BEGIN RECORDS TO PROCESS
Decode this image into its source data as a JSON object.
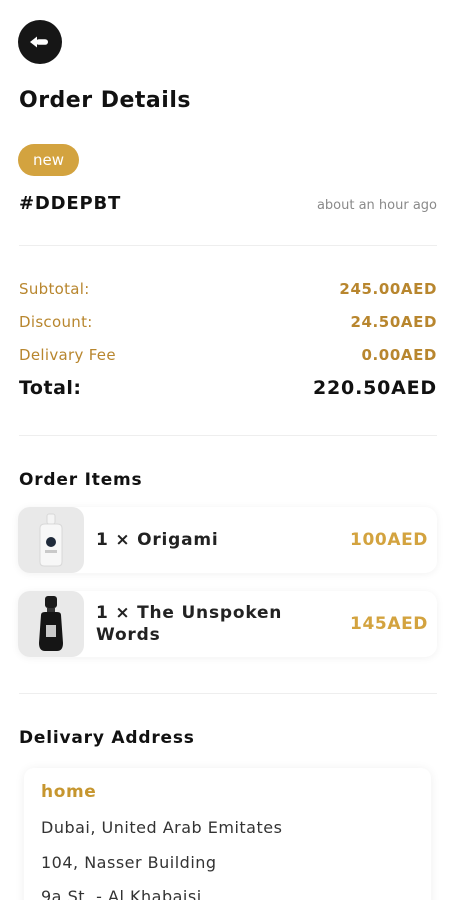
{
  "header": {
    "title": "Order Details"
  },
  "order": {
    "status": "new",
    "id": "#DDEPBT",
    "time": "about an hour ago"
  },
  "summary": {
    "subtotal_label": "Subtotal:",
    "subtotal_value": "245.00AED",
    "discount_label": "Discount:",
    "discount_value": "24.50AED",
    "delivery_label": "Delivary Fee",
    "delivery_value": "0.00AED",
    "total_label": "Total:",
    "total_value": "220.50AED"
  },
  "items_section": {
    "title": "Order Items",
    "items": [
      {
        "name": "1 × Origami",
        "price": "100AED"
      },
      {
        "name": "1 × The Unspoken Words",
        "price": "145AED"
      }
    ]
  },
  "address": {
    "title": "Delivary Address",
    "label": "home",
    "line1": "Dubai, United Arab Emitates",
    "line2": "104, Nasser Building",
    "line3": "9a St. - Al Khabaisi"
  },
  "colors": {
    "accent": "#d3a33f",
    "accent_text": "#b8862e",
    "back_button": "#161616"
  },
  "icons": {
    "back": "back-arrow-icon"
  }
}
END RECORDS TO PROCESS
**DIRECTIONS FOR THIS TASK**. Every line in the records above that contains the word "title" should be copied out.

**EXERCISE SOLUTION**.
    "title": "Order Details"
    "title": "Order Items",
    "title": "Delivary Address",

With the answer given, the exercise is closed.